◆ THE PROBLEM ◆
Each line of the entries that mentions the string "AMAC" needs to be reported.
──────── RECORDS SUPPLIED
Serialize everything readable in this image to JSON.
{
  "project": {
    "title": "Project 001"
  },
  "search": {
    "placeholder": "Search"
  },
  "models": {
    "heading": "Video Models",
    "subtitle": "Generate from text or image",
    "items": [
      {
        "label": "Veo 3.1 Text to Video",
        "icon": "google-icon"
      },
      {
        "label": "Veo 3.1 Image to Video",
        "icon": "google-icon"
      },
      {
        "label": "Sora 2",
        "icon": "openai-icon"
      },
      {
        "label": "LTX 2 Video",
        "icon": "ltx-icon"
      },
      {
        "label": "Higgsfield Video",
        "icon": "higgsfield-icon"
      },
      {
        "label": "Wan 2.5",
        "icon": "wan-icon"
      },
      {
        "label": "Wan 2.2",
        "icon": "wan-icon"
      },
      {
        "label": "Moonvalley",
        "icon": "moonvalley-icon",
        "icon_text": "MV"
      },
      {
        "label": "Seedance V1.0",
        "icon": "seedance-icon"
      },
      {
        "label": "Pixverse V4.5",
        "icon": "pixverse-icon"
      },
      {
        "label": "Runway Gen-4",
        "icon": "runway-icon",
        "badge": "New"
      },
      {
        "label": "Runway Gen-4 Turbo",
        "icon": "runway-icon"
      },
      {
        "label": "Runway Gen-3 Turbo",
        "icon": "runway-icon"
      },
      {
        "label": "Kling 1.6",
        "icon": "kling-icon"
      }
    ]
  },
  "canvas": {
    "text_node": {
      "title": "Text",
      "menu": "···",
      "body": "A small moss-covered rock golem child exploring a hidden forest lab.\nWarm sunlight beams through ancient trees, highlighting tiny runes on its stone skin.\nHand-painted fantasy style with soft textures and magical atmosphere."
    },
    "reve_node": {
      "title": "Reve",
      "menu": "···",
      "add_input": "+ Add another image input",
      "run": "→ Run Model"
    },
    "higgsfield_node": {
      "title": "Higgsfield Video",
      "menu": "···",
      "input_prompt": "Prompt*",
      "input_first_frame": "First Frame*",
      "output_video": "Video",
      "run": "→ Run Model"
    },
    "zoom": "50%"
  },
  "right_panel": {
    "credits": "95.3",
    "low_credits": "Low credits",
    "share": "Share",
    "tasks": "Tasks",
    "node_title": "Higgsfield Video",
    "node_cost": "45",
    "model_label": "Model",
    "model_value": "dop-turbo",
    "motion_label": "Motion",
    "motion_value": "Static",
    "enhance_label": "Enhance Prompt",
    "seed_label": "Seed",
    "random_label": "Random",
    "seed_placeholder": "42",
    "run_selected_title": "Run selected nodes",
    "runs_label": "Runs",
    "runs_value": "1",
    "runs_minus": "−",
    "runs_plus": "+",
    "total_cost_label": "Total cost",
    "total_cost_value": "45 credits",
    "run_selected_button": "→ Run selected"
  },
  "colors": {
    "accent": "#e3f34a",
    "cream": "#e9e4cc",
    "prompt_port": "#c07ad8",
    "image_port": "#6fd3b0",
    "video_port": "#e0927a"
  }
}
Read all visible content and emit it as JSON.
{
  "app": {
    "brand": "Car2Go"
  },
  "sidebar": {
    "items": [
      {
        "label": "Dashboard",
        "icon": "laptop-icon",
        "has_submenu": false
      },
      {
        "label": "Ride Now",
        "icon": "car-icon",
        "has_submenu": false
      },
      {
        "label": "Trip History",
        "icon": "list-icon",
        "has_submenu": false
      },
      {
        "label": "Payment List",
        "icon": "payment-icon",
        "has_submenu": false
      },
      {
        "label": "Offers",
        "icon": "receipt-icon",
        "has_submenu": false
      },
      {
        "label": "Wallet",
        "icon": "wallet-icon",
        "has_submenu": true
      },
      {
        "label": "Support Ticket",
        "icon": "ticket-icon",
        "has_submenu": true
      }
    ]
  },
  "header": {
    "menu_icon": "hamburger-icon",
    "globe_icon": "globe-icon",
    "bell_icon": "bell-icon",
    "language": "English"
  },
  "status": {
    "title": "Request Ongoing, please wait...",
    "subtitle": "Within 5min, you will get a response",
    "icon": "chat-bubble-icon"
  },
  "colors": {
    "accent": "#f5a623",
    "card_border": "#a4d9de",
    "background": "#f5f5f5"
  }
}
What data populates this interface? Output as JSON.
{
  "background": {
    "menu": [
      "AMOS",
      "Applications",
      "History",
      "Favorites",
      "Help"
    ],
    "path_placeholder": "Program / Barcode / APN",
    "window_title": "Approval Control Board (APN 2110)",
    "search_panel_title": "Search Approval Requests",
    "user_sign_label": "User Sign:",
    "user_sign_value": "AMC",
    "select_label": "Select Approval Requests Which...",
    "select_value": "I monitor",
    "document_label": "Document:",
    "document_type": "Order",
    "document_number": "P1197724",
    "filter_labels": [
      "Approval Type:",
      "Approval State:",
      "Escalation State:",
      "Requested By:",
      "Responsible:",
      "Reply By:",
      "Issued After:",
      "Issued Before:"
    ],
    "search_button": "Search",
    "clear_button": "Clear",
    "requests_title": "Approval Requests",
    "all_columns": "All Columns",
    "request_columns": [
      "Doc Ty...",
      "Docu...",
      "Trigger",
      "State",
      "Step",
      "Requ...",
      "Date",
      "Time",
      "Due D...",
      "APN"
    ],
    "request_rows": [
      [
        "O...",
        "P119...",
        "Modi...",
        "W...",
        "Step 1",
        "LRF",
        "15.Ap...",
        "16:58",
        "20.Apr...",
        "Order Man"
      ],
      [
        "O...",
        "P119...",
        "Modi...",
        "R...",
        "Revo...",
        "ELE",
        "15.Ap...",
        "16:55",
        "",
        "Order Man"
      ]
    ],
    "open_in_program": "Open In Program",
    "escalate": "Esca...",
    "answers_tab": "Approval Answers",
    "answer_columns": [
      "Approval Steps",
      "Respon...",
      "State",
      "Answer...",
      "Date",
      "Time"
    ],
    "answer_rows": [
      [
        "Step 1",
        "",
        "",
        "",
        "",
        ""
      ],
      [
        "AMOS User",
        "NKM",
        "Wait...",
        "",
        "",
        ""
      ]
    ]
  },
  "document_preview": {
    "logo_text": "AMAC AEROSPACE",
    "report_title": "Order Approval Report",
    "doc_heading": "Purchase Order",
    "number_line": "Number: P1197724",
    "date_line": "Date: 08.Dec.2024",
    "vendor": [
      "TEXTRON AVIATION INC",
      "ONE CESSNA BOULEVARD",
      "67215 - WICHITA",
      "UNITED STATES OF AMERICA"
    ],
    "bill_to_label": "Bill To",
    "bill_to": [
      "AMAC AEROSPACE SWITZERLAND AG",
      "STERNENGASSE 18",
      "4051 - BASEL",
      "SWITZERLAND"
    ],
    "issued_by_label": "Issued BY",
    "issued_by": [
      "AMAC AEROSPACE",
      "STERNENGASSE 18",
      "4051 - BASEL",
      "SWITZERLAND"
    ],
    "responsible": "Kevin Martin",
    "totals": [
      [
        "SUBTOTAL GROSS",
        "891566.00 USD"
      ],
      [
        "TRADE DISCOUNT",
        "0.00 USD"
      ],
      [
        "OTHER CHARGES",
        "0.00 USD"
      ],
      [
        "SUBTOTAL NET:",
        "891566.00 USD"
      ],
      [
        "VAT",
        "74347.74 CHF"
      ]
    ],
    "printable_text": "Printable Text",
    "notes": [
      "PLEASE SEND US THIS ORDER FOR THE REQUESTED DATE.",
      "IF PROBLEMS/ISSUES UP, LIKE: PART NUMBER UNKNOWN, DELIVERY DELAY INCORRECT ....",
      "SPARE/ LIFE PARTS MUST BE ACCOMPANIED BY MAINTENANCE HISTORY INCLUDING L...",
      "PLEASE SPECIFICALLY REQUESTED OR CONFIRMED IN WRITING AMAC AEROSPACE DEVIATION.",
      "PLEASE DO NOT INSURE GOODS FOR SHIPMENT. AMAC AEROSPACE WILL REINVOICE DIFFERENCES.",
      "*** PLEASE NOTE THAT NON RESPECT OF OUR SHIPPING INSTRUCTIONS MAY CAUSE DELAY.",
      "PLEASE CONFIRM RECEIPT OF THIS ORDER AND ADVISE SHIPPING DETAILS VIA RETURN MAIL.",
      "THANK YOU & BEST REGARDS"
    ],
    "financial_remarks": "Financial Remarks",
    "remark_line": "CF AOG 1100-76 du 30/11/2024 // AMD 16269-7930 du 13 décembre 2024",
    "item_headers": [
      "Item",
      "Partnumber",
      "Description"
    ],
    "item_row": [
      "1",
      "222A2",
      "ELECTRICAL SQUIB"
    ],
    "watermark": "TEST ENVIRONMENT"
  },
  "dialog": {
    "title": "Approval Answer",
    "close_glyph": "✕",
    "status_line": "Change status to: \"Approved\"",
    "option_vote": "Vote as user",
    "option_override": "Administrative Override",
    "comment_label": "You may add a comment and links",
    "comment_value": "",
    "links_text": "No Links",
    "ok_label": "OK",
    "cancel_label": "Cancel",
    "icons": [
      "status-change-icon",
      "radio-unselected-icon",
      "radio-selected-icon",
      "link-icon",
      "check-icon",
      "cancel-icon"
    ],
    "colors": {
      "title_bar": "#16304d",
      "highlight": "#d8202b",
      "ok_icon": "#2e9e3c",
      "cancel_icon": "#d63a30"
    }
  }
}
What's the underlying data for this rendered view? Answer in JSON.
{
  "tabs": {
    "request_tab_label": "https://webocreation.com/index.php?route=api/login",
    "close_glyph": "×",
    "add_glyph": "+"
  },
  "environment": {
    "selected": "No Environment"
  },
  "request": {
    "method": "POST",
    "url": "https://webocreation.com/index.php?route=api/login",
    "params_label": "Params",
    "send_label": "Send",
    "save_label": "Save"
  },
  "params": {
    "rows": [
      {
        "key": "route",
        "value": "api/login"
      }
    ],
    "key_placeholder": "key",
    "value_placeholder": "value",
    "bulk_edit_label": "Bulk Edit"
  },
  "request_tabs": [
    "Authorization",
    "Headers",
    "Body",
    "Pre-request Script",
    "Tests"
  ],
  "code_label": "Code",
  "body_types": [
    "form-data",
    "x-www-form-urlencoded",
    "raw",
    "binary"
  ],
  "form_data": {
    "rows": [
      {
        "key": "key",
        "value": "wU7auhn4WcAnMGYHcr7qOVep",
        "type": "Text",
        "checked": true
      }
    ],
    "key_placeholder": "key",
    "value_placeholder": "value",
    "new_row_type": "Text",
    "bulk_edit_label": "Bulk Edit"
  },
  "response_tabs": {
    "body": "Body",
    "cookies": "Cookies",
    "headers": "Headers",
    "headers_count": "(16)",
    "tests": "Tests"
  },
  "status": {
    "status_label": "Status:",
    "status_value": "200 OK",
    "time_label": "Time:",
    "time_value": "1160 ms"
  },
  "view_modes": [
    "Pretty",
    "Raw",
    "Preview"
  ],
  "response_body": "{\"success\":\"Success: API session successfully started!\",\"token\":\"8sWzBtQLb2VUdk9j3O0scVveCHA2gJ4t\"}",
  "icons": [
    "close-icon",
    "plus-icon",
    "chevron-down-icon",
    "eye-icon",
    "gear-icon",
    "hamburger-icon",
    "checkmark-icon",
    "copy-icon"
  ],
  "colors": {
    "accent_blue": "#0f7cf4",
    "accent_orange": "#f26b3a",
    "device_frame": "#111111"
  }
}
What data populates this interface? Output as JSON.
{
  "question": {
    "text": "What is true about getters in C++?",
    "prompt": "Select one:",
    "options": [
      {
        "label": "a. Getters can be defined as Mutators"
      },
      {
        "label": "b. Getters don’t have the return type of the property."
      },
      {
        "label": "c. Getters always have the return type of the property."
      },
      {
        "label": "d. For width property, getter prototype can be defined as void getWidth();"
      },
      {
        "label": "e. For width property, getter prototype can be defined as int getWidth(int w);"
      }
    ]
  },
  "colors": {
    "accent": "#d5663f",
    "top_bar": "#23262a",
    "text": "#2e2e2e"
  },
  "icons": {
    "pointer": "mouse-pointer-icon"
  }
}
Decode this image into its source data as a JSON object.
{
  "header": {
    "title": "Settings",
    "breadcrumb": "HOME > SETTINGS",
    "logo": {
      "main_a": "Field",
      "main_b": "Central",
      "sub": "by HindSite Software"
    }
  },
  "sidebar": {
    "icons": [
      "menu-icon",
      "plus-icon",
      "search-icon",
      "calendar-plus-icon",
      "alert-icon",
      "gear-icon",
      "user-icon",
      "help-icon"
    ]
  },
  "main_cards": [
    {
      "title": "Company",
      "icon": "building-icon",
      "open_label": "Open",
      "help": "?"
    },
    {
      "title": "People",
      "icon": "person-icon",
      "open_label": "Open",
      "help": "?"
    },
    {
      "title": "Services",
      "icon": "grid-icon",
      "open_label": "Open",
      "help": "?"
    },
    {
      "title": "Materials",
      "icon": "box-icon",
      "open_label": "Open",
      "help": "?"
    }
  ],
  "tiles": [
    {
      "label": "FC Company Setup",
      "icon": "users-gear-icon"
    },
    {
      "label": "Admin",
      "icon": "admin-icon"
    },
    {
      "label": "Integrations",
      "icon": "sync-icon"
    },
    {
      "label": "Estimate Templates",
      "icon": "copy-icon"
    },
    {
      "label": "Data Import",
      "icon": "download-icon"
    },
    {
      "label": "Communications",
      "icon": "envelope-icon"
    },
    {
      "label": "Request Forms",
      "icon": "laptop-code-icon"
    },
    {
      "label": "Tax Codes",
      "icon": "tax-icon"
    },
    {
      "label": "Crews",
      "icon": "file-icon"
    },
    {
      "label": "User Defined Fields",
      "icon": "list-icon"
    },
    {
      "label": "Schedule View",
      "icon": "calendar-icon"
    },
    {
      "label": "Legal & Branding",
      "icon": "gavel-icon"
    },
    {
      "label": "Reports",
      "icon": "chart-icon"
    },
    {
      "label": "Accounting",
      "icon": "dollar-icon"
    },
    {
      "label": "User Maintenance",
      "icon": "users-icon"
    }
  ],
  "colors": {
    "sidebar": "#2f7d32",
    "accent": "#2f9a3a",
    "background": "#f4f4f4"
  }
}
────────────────
◆ ANSWER TO THE EXERCISE ◆
    "logo_text": "AMAC AEROSPACE",
      "AMAC AEROSPACE SWITZERLAND AG",
      "AMAC AEROSPACE",
      "PLEASE SPECIFICALLY REQUESTED OR CONFIRMED IN WRITING AMAC AEROSPACE DEVIATION.",
      "PLEASE DO NOT INSURE GOODS FOR SHIPMENT. AMAC AEROSPACE WILL REINVOICE DIFFERENCES.",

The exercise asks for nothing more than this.